  1. Download images of Canadian symbols from the Internet, for example,
    Maple Leaf
    Leaf Symbol
    Inuksuk Symbol
    Beaver Symbol
    Moose Symbol
    Hockey Symbol
  2. Gather and make available books about Canada, Canadian symbols and celebrations, for example, A Northern Alphabet, by Ted Harrison The Inuksuk Book, by Mary Wallace; An Inuksuk Means Welcome, by Mary Wallace; Z Is For Zamboni: A Hockey Alphabet, by Matt Napier; ABC of Canada, by Kim Bellefontaine; Oh Canada!, by Per-Henrik Gürth; M Is For Moose: A Charles Pachter Alphabet, by Charles Pachter; Canada Counts: A Charles Pachter Counting Book, by Charles Pachter; I'm in Charge of Celebrations, by Byrd Baylor; The Keeping Quilt, by Patricia Polacco.
  3. Download and display the Form poster available on this website.
  4. Review the issue of appropriation of an Inuksuk as a 'Canadian' symbol. (Downloads - Inuksuk.pdf)
  5. Gather all the materials required for this lesson.


  1. Read one of the picture books about Canada and discuss how the illustrator chose images to represent ideas and how they represent Canada.  
  2. Explain that these are cultural symbols. Cultural symbols are found in countries all around the world. They represent something that people in that country feel is important about the country, or part of the country.
  3. Brainstorm as a class, symbols that people in Canada find meaningful, for example,
    - Inuksuk
    - Beaver
    - Maple Leaf
    - Moose
    - Hockey
    - Polar Bear
    - Canadian Flag
  4. Discuss why these symbols are used to represent Canada and what they mean.
  5. Show students some images comparing actual objects with the way artists have changed them into symbols, for example, the maple leaf. Discuss how they are different and how they are the same, for example,
    - images of symbols are often flat, simple shapes
    - images of symbols are easy to recognize
    - images of symbols often use symmetry in the design
  6. Discuss celebrations and different ways people celebrate special events, especially birthdays.
  7. Introduce the challenge.


The Challenge

  1. Use Model Magic to create a 3-dimensional artwork to celebrate Canada 150.
  2. Use placement of objects to create balance.
  3. Demonstrate your understanding of cultural symbolism.
  4. Demonstrate technical accomplishment and creativity.
  5. Support your ideas with evidence found in the works. 

The Process
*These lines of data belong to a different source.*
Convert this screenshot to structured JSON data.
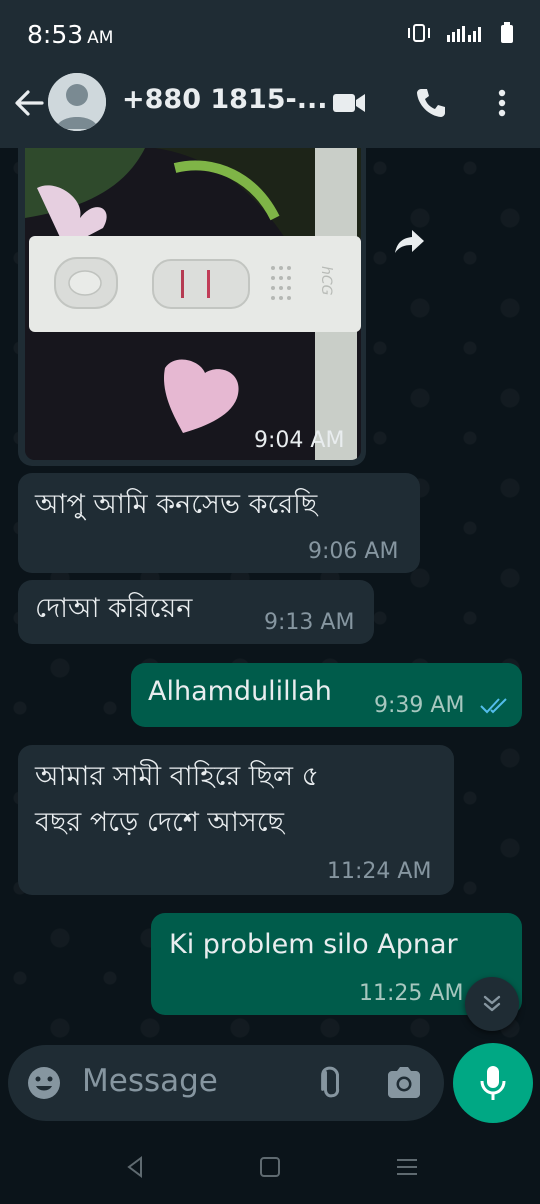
{
  "status_bar": {
    "time": "8:53",
    "ampm": "AM"
  },
  "header": {
    "contact_name": "+880 1815-..."
  },
  "messages": [
    {
      "direction": "in",
      "type": "image",
      "time": "9:04 AM",
      "image_text": "hCG"
    },
    {
      "direction": "in",
      "text": "আপু আমি কনসেভ করেছি",
      "time": "9:06 AM"
    },
    {
      "direction": "in",
      "text": "দোআ করিয়েন",
      "time": "9:13 AM"
    },
    {
      "direction": "out",
      "text": "Alhamdulillah",
      "time": "9:39 AM",
      "status": "read"
    },
    {
      "direction": "in",
      "text_lines": [
        "আমার সামী বাহিরে ছিল ৫",
        "বছর পড়ে দেশে আসছে"
      ],
      "time": "11:24 AM"
    },
    {
      "direction": "out",
      "text": "Ki problem silo Apnar",
      "time": "11:25 AM"
    }
  ],
  "composer": {
    "placeholder": "Message"
  },
  "colors": {
    "background": "#0b141a",
    "header": "#1f2c34",
    "incoming": "#1f2c34",
    "outgoing": "#005c4b",
    "accent": "#00a884",
    "read_ticks": "#53bdeb"
  }
}
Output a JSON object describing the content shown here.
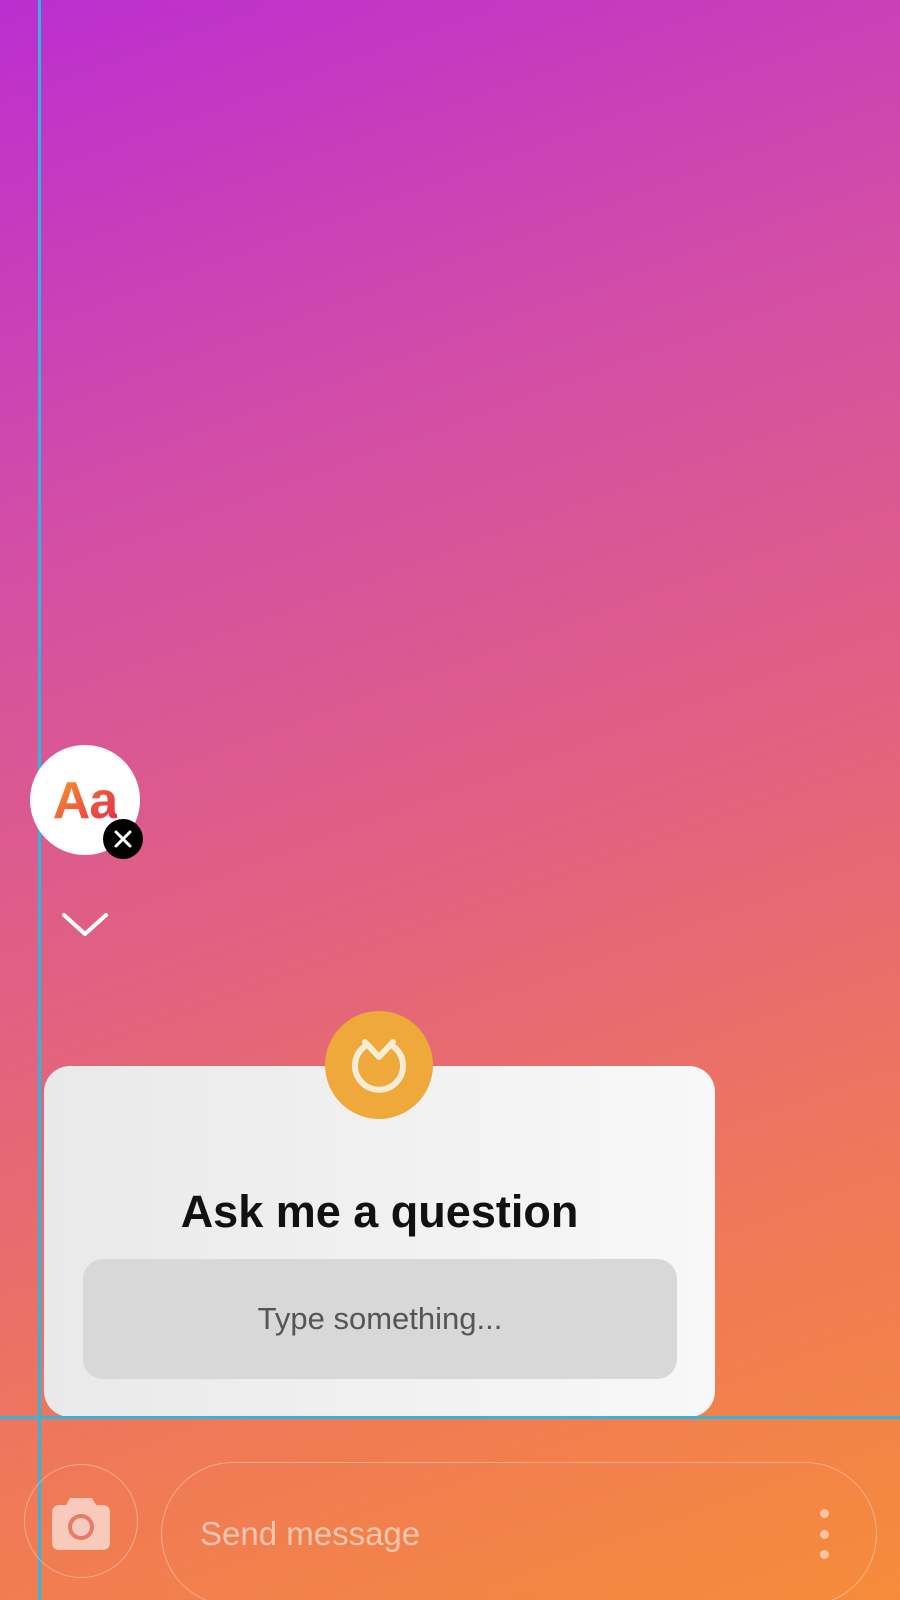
{
  "canvas": {
    "background_start": "#bb2ed0",
    "background_end": "#f68c3a",
    "guide_color": "#2fb6e0"
  },
  "text_sticker": {
    "label": "Aa",
    "icon": "text-style-icon",
    "remove_icon": "close-icon"
  },
  "collapse": {
    "icon": "chevron-down-icon"
  },
  "question_sticker": {
    "logo_icon": "question-sticker-logo-icon",
    "logo_color": "#efa83a",
    "title": "Ask me a question",
    "placeholder": "Type something..."
  },
  "reply_bar": {
    "camera_icon": "camera-icon",
    "placeholder": "Send message",
    "more_icon": "more-vertical-icon"
  }
}
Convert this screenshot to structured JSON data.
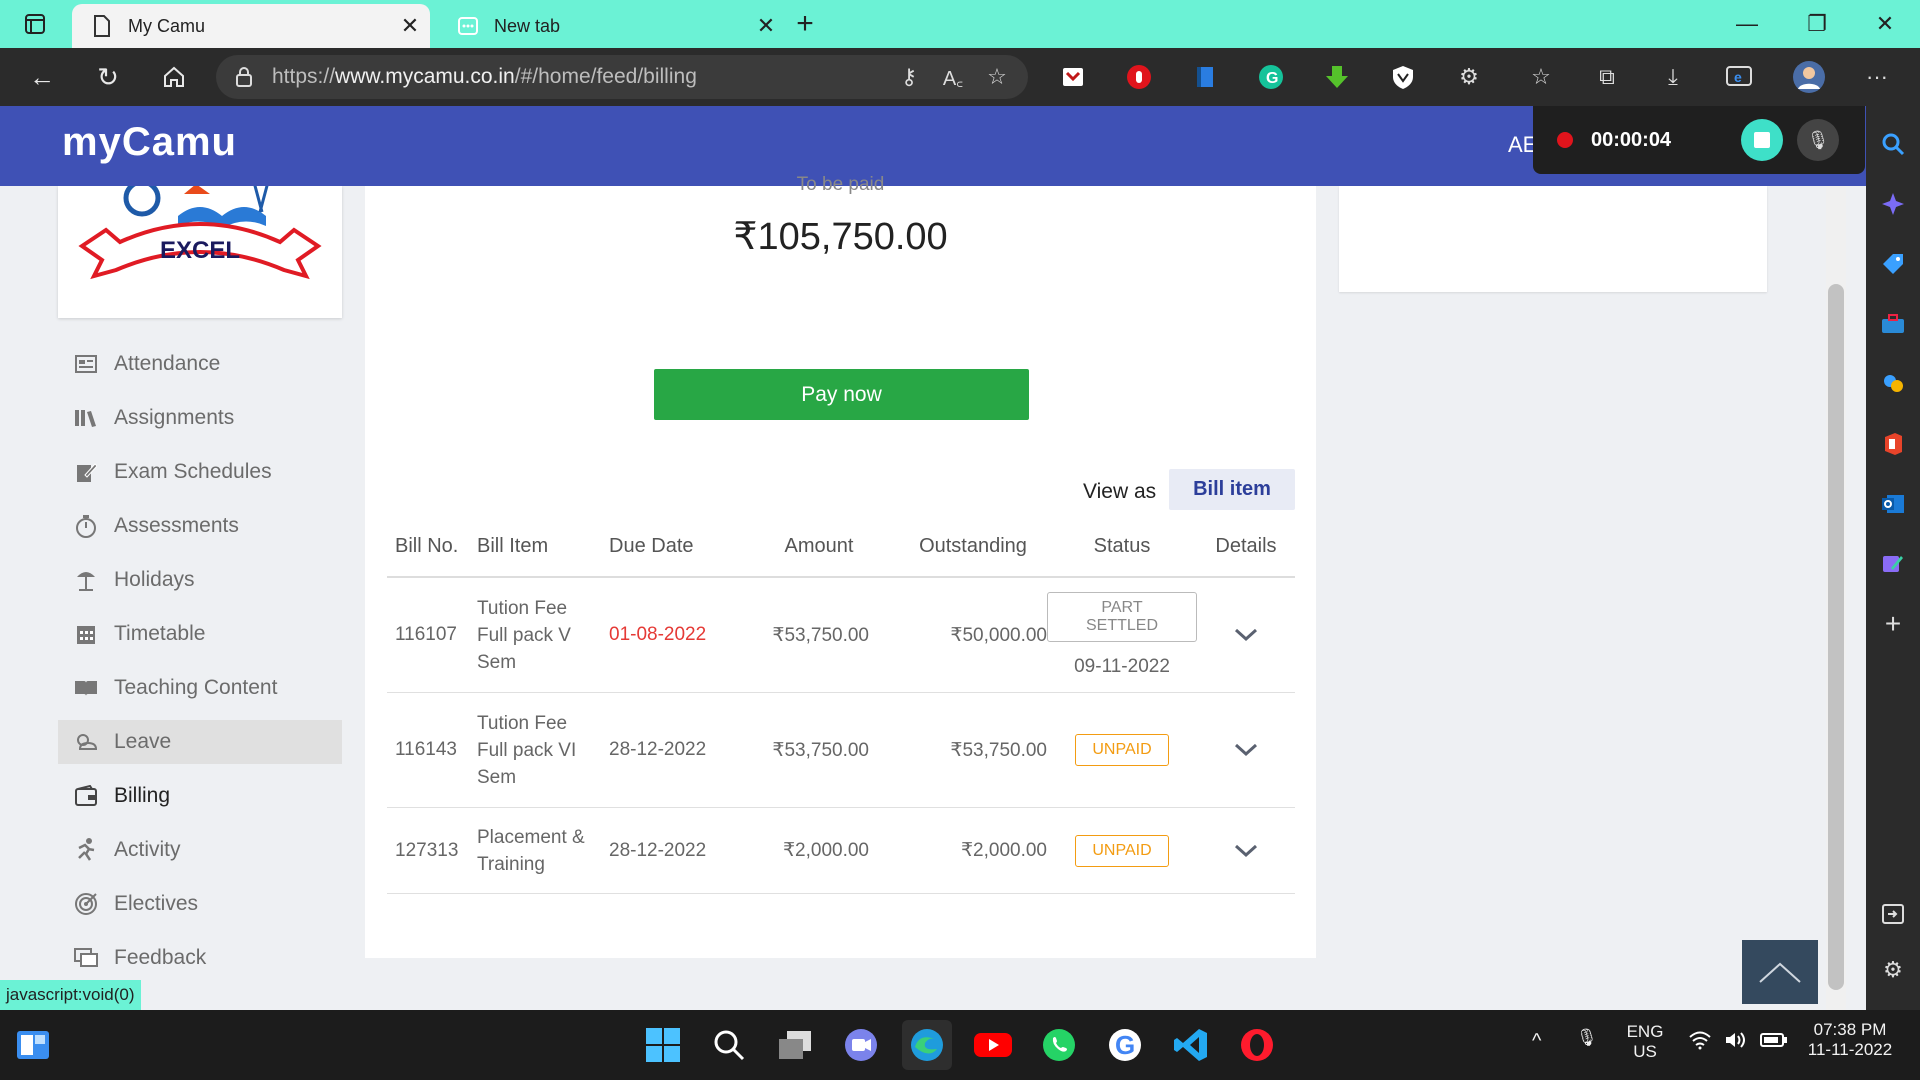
{
  "browser": {
    "tabs": [
      {
        "title": "My Camu",
        "active": true
      },
      {
        "title": "New tab",
        "active": false
      }
    ],
    "url_prefix": "https://",
    "url_domain": "www.mycamu.co.in",
    "url_path": "/#/home/feed/billing",
    "status_link": "javascript:void(0)"
  },
  "app": {
    "logo": "myCamu",
    "user_initials": "AE",
    "school_banner": "EXCEL"
  },
  "recorder": {
    "time": "00:00:04"
  },
  "sidebar": {
    "items": [
      {
        "label": "Attendance",
        "icon": "attendance-icon",
        "state": "normal"
      },
      {
        "label": "Assignments",
        "icon": "assignments-icon",
        "state": "normal"
      },
      {
        "label": "Exam Schedules",
        "icon": "exam-schedules-icon",
        "state": "normal"
      },
      {
        "label": "Assessments",
        "icon": "assessments-icon",
        "state": "normal"
      },
      {
        "label": "Holidays",
        "icon": "holidays-icon",
        "state": "normal"
      },
      {
        "label": "Timetable",
        "icon": "timetable-icon",
        "state": "normal"
      },
      {
        "label": "Teaching Content",
        "icon": "teaching-content-icon",
        "state": "normal"
      },
      {
        "label": "Leave",
        "icon": "leave-icon",
        "state": "hover"
      },
      {
        "label": "Billing",
        "icon": "billing-icon",
        "state": "active"
      },
      {
        "label": "Activity",
        "icon": "activity-icon",
        "state": "normal"
      },
      {
        "label": "Electives",
        "icon": "electives-icon",
        "state": "normal"
      },
      {
        "label": "Feedback",
        "icon": "feedback-icon",
        "state": "normal"
      }
    ]
  },
  "billing": {
    "to_be_paid_label": "To be paid",
    "total_amount": "₹105,750.00",
    "pay_button": "Pay now",
    "view_as_label": "View as",
    "view_as_value": "Bill item",
    "columns": [
      "Bill No.",
      "Bill Item",
      "Due Date",
      "Amount",
      "Outstanding",
      "Status",
      "Details"
    ],
    "rows": [
      {
        "bill_no": "116107",
        "item_lines": [
          "Tution Fee",
          "Full pack V",
          "Sem"
        ],
        "due_date": "01-08-2022",
        "overdue": true,
        "amount": "₹53,750.00",
        "outstanding": "₹50,000.00",
        "status": "PART SETTLED",
        "status_date": "09-11-2022"
      },
      {
        "bill_no": "116143",
        "item_lines": [
          "Tution Fee",
          "Full pack VI",
          "Sem"
        ],
        "due_date": "28-12-2022",
        "overdue": false,
        "amount": "₹53,750.00",
        "outstanding": "₹53,750.00",
        "status": "UNPAID",
        "status_date": ""
      },
      {
        "bill_no": "127313",
        "item_lines": [
          "Placement &",
          "Training"
        ],
        "due_date": "28-12-2022",
        "overdue": false,
        "amount": "₹2,000.00",
        "outstanding": "₹2,000.00",
        "status": "UNPAID",
        "status_date": ""
      }
    ]
  },
  "taskbar": {
    "lang": "ENG",
    "region": "US",
    "time": "07:38 PM",
    "date": "11-11-2022"
  },
  "colors": {
    "tab_bar": "#6bf2d5",
    "app_bar": "#3f51b5",
    "pay_button": "#28a745",
    "overdue": "#e53935",
    "unpaid": "#f39c12"
  }
}
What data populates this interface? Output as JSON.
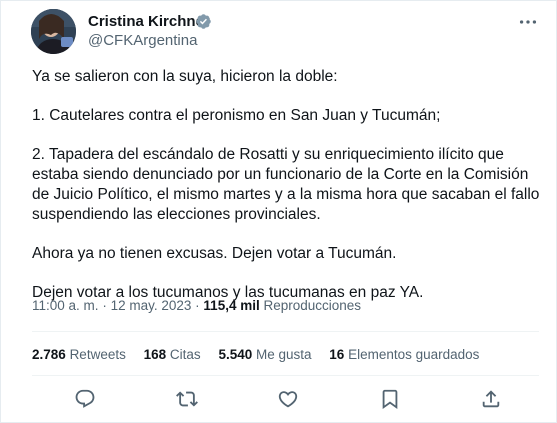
{
  "author": {
    "name": "Cristina Kirchner",
    "handle": "@CFKArgentina",
    "verified_color": "#829aab"
  },
  "tweet": {
    "paragraphs": [
      "Ya se salieron con la suya, hicieron la doble:",
      "1. Cautelares contra el peronismo en San Juan y Tucumán;",
      "2. Tapadera del escándalo de Rosatti y su enriquecimiento ilícito que estaba siendo denunciado por un funcionario de la Corte en la Comisión de Juicio Político, el mismo martes y a la misma hora que sacaban el fallo suspendiendo las elecciones provinciales.",
      "Ahora ya no tienen excusas. Dejen votar a Tucumán.",
      "Dejen votar a los tucumanos y las tucumanas en paz YA."
    ]
  },
  "meta": {
    "time": "11:00 a. m.",
    "separator": "·",
    "date": "12 may. 2023",
    "views_count": "115,4 mil",
    "views_label": "Reproducciones"
  },
  "stats": {
    "retweets_count": "2.786",
    "retweets_label": "Retweets",
    "quotes_count": "168",
    "quotes_label": "Citas",
    "likes_count": "5.540",
    "likes_label": "Me gusta",
    "bookmarks_count": "16",
    "bookmarks_label": "Elementos guardados"
  },
  "actions": {
    "icons": [
      "reply-icon",
      "retweet-icon",
      "like-icon",
      "bookmark-icon",
      "share-icon"
    ],
    "icon_color": "#536471"
  },
  "colors": {
    "text": "#0f1419",
    "secondary": "#536471",
    "divider": "#eff3f4"
  }
}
  1. Ensure that everyone understands the challenge.
  2. Establish success criteria with your students, for example,
    design is made up of flat, simple shapes
    - cultural symbols are easy to recognize
    - placement of objects is balanced
    - careful application of Model Magic
    - accurately explains why designs are cultural symbols
  3. Guide students through the steps outlined in this lesson plan.
  4. Observe students as they work.
  5. Provide individual assistance and encouragement.


  1. Once all the pots are complete ask students to share them in partners or small groups. 
    Ask them to:
    Look closely at the arrangements and how they are made.
    - Share thoughts about the work.
    - Talk about how simple shapes and contrasting colours contribute to the effectiveness of the designs.

    - Explain why the symbols they chose can be called cultural symbols, and why they chose them.
    - Tell what was satisfying about making the arrangement and explain why.
  2. Ask some students to share their ideas with the whole class.


  1. Observe students as they work – thoughtful focus, discriminating, seeking more information, elaborating, experimenting.
  2. Observe students as they discuss their artworks – speaks with a clear voice, looks at audience while speaking, points to areas in the artwork, provides accurate information, answers questions from the audience effectively.
  3. Observe students as they listen – looks at presenter, asks effective questions, supports ideas with evidence found in the artwork.
  4. Use a checklist to track progress. (Downloads - Pot_tracking.pdf)
  5. Have students use the self-assessment form to reflect on their work. (Downloads - Pot_self-assessment.pdf, PotPrimary.pdf)